==== SUPPLIED MATERIAL

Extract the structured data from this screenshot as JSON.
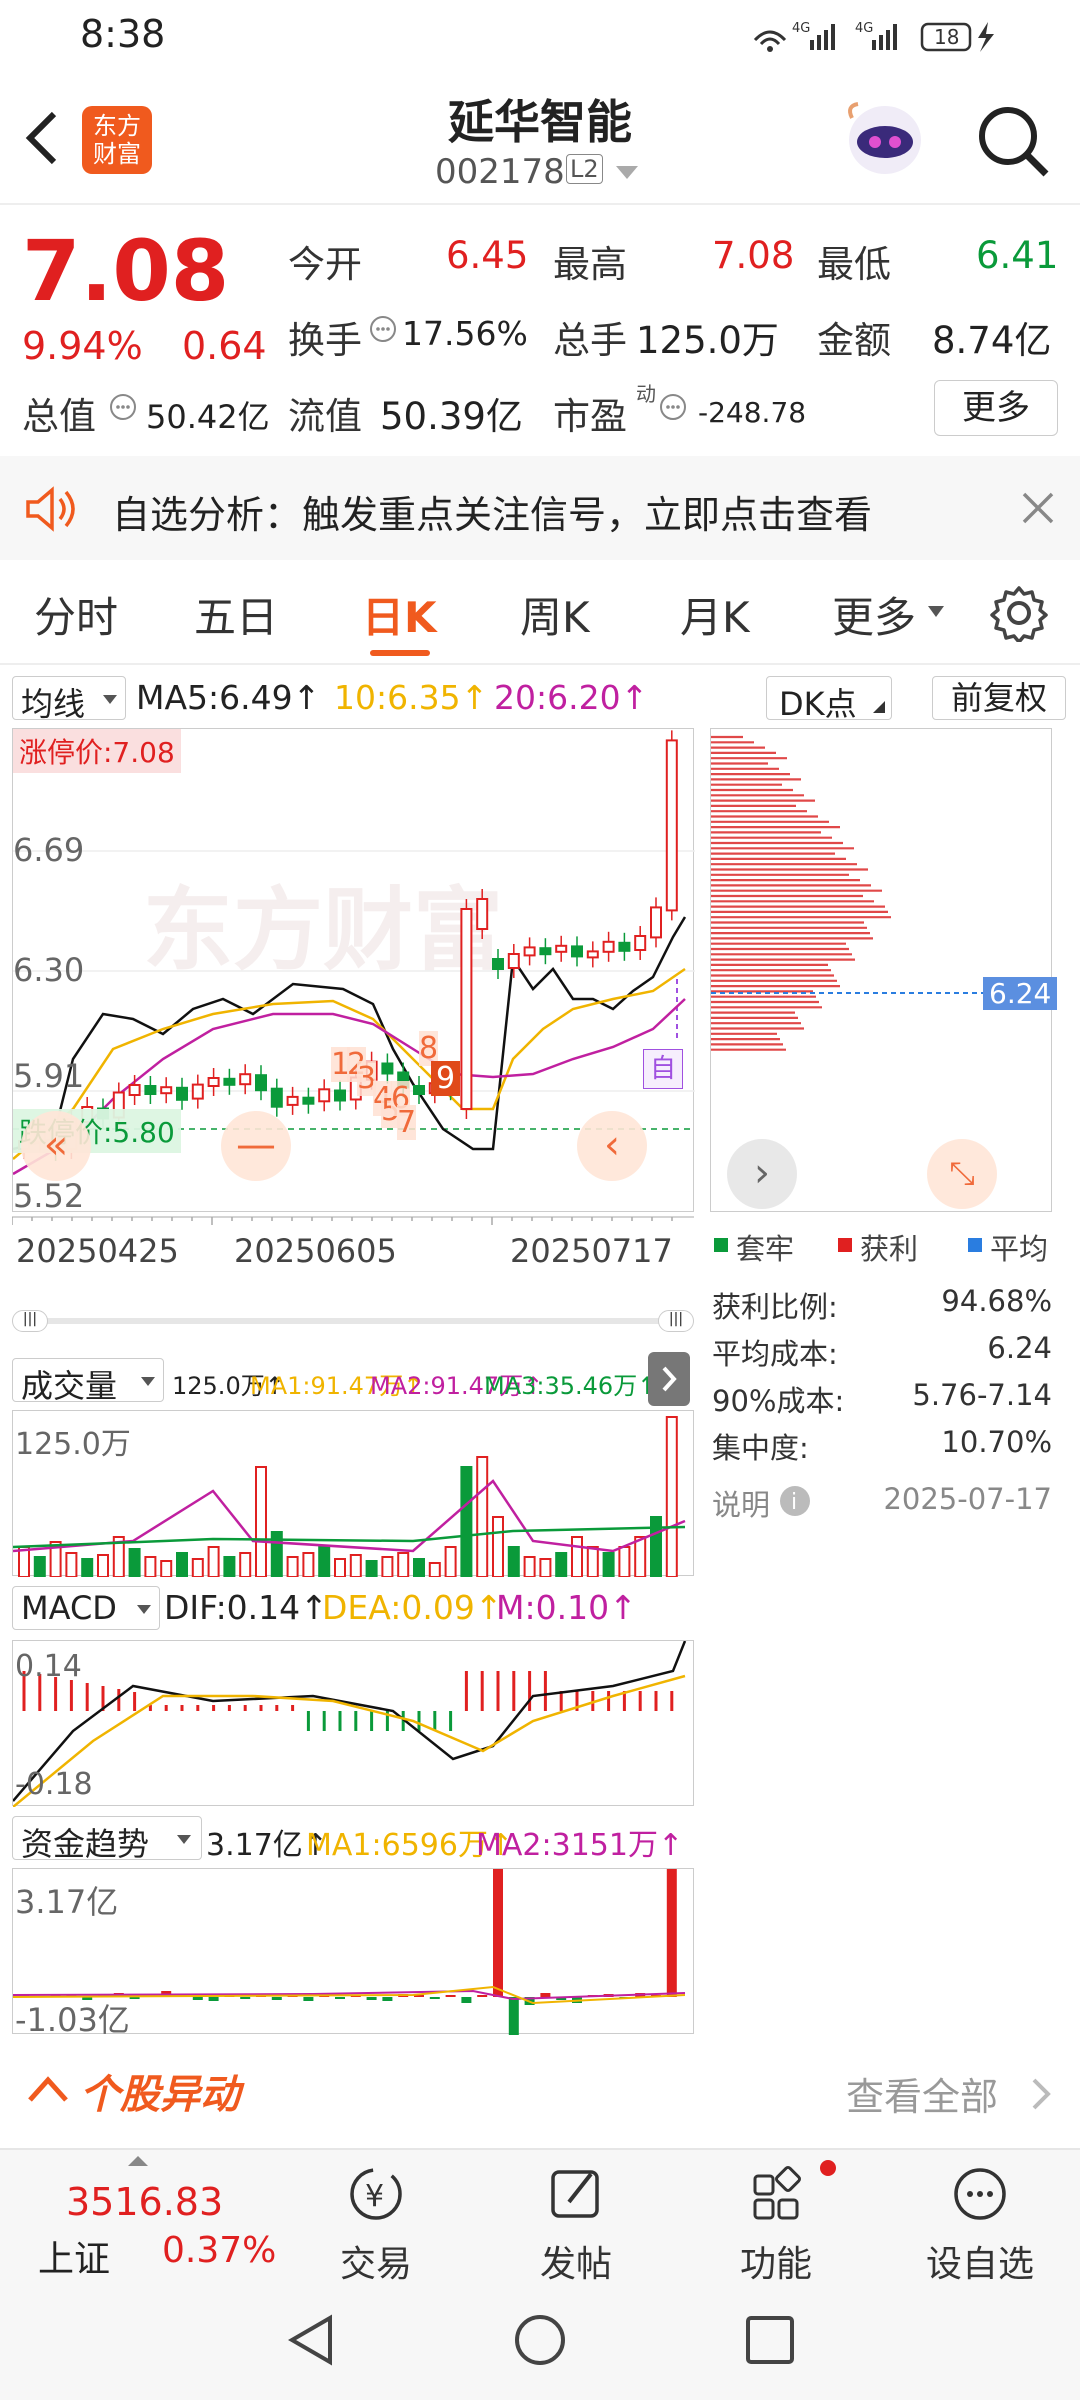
{
  "status": {
    "time": "8:38",
    "net1": "4G",
    "net2": "4G",
    "battery": "18"
  },
  "header": {
    "back": "back",
    "logo_line1": "东方",
    "logo_line2": "财富",
    "stock_name": "延华智能",
    "stock_code": "002178",
    "level": "L2"
  },
  "quote": {
    "price": "7.08",
    "pct": "9.94%",
    "chg": "0.64",
    "open_label": "今开",
    "open": "6.45",
    "high_label": "最高",
    "high": "7.08",
    "low_label": "最低",
    "low": "6.41",
    "turnover_label": "换手",
    "turnover": "17.56%",
    "vol_label": "总手",
    "vol": "125.0万",
    "amount_label": "金额",
    "amount": "8.74亿",
    "mktcap_label": "总值",
    "mktcap": "50.42亿",
    "float_label": "流值",
    "float": "50.39亿",
    "pe_label": "市盈",
    "pe_sup": "动",
    "pe": "-248.78",
    "more": "更多"
  },
  "banner": {
    "text": "自选分析：触发重点关注信号，立即点击查看"
  },
  "tabs": [
    "分时",
    "五日",
    "日K",
    "周K",
    "月K",
    "更多"
  ],
  "active_tab": "日K",
  "kline": {
    "ma_selector": "均线",
    "ma5": "MA5:6.49↑",
    "ma10": "10:6.35↑",
    "ma20": "20:6.20↑",
    "dk_btn": "DK点",
    "fq_btn": "前复权",
    "y_top": "7.08",
    "y1": "6.69",
    "y2": "6.30",
    "y3": "5.91",
    "y_bot": "5.52",
    "limit_up": "涨停价:7.08",
    "limit_down": "跌停价:5.80",
    "auto": "自",
    "dates": [
      "20250425",
      "20250605",
      "20250717"
    ],
    "signals": [
      "1",
      "2",
      "3",
      "4",
      "5",
      "6",
      "7",
      "8",
      "9"
    ]
  },
  "chip": {
    "price_tag": "6.24",
    "legend": [
      "套牢",
      "获利",
      "平均"
    ],
    "rows": [
      {
        "k": "获利比例:",
        "v": "94.68%"
      },
      {
        "k": "平均成本:",
        "v": "6.24"
      },
      {
        "k": "90%成本:",
        "v": "5.76-7.14"
      },
      {
        "k": "集中度:",
        "v": "10.70%"
      }
    ],
    "note": "说明",
    "date": "2025-07-17"
  },
  "volume": {
    "selector": "成交量",
    "v": "125.0万↑",
    "ma1": "MA1:91.47万↑",
    "ma2": "MA2:91.47万↑",
    "ma3": "MA3:35.46万↑",
    "y_top": "125.0万"
  },
  "macd": {
    "selector": "MACD",
    "dif": "DIF:0.14↑",
    "dea": "DEA:0.09↑",
    "m": "M:0.10↑",
    "y_top": "0.14",
    "y_bot": "-0.18"
  },
  "fund": {
    "selector": "资金趋势",
    "v": "3.17亿↑",
    "ma1": "MA1:6596万↑",
    "ma2": "MA2:3151万↑",
    "y_top": "3.17亿",
    "y_bot": "-1.03亿"
  },
  "movement": {
    "title": "个股异动",
    "all": "查看全部"
  },
  "nav": {
    "index_value": "3516.83",
    "index_name": "上证",
    "index_pct": "0.37%",
    "items": [
      "交易",
      "发帖",
      "功能",
      "设自选"
    ]
  },
  "colors": {
    "up": "#e02020",
    "down": "#0a9a3a",
    "accent": "#f05a1e",
    "ma10": "#f0b400",
    "ma20": "#c020a0"
  }
}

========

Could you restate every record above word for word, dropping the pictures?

> **SOLVED EXERCISE**
Extract the structured data from this screenshot as JSON.
{
  "status": {
    "time": "8:38",
    "net1": "4G",
    "net2": "4G",
    "battery": "18"
  },
  "header": {
    "back": "back",
    "logo_line1": "东方",
    "logo_line2": "财富",
    "stock_name": "延华智能",
    "stock_code": "002178",
    "level": "L2"
  },
  "quote": {
    "price": "7.08",
    "pct": "9.94%",
    "chg": "0.64",
    "open_label": "今开",
    "open": "6.45",
    "high_label": "最高",
    "high": "7.08",
    "low_label": "最低",
    "low": "6.41",
    "turnover_label": "换手",
    "turnover": "17.56%",
    "vol_label": "总手",
    "vol": "125.0万",
    "amount_label": "金额",
    "amount": "8.74亿",
    "mktcap_label": "总值",
    "mktcap": "50.42亿",
    "float_label": "流值",
    "float": "50.39亿",
    "pe_label": "市盈",
    "pe_sup": "动",
    "pe": "-248.78",
    "more": "更多"
  },
  "banner": {
    "text": "自选分析：触发重点关注信号，立即点击查看"
  },
  "tabs": [
    "分时",
    "五日",
    "日K",
    "周K",
    "月K",
    "更多"
  ],
  "active_tab": "日K",
  "kline": {
    "ma_selector": "均线",
    "ma5": "MA5:6.49↑",
    "ma10": "10:6.35↑",
    "ma20": "20:6.20↑",
    "dk_btn": "DK点",
    "fq_btn": "前复权",
    "y_top": "7.08",
    "y1": "6.69",
    "y2": "6.30",
    "y3": "5.91",
    "y_bot": "5.52",
    "limit_up": "涨停价:7.08",
    "limit_down": "跌停价:5.80",
    "auto": "自",
    "dates": [
      "20250425",
      "20250605",
      "20250717"
    ],
    "signals": [
      "1",
      "2",
      "3",
      "4",
      "5",
      "6",
      "7",
      "8",
      "9"
    ]
  },
  "chip": {
    "price_tag": "6.24",
    "legend": [
      "套牢",
      "获利",
      "平均"
    ],
    "rows": [
      {
        "k": "获利比例:",
        "v": "94.68%"
      },
      {
        "k": "平均成本:",
        "v": "6.24"
      },
      {
        "k": "90%成本:",
        "v": "5.76-7.14"
      },
      {
        "k": "集中度:",
        "v": "10.70%"
      }
    ],
    "note": "说明",
    "date": "2025-07-17"
  },
  "volume": {
    "selector": "成交量",
    "v": "125.0万↑",
    "ma1": "MA1:91.47万↑",
    "ma2": "MA2:91.47万↑",
    "ma3": "MA3:35.46万↑",
    "y_top": "125.0万"
  },
  "macd": {
    "selector": "MACD",
    "dif": "DIF:0.14↑",
    "dea": "DEA:0.09↑",
    "m": "M:0.10↑",
    "y_top": "0.14",
    "y_bot": "-0.18"
  },
  "fund": {
    "selector": "资金趋势",
    "v": "3.17亿↑",
    "ma1": "MA1:6596万↑",
    "ma2": "MA2:3151万↑",
    "y_top": "3.17亿",
    "y_bot": "-1.03亿"
  },
  "movement": {
    "title": "个股异动",
    "all": "查看全部"
  },
  "nav": {
    "index_value": "3516.83",
    "index_name": "上证",
    "index_pct": "0.37%",
    "items": [
      "交易",
      "发帖",
      "功能",
      "设自选"
    ]
  },
  "colors": {
    "up": "#e02020",
    "down": "#0a9a3a",
    "accent": "#f05a1e",
    "ma10": "#f0b400",
    "ma20": "#c020a0"
  }
}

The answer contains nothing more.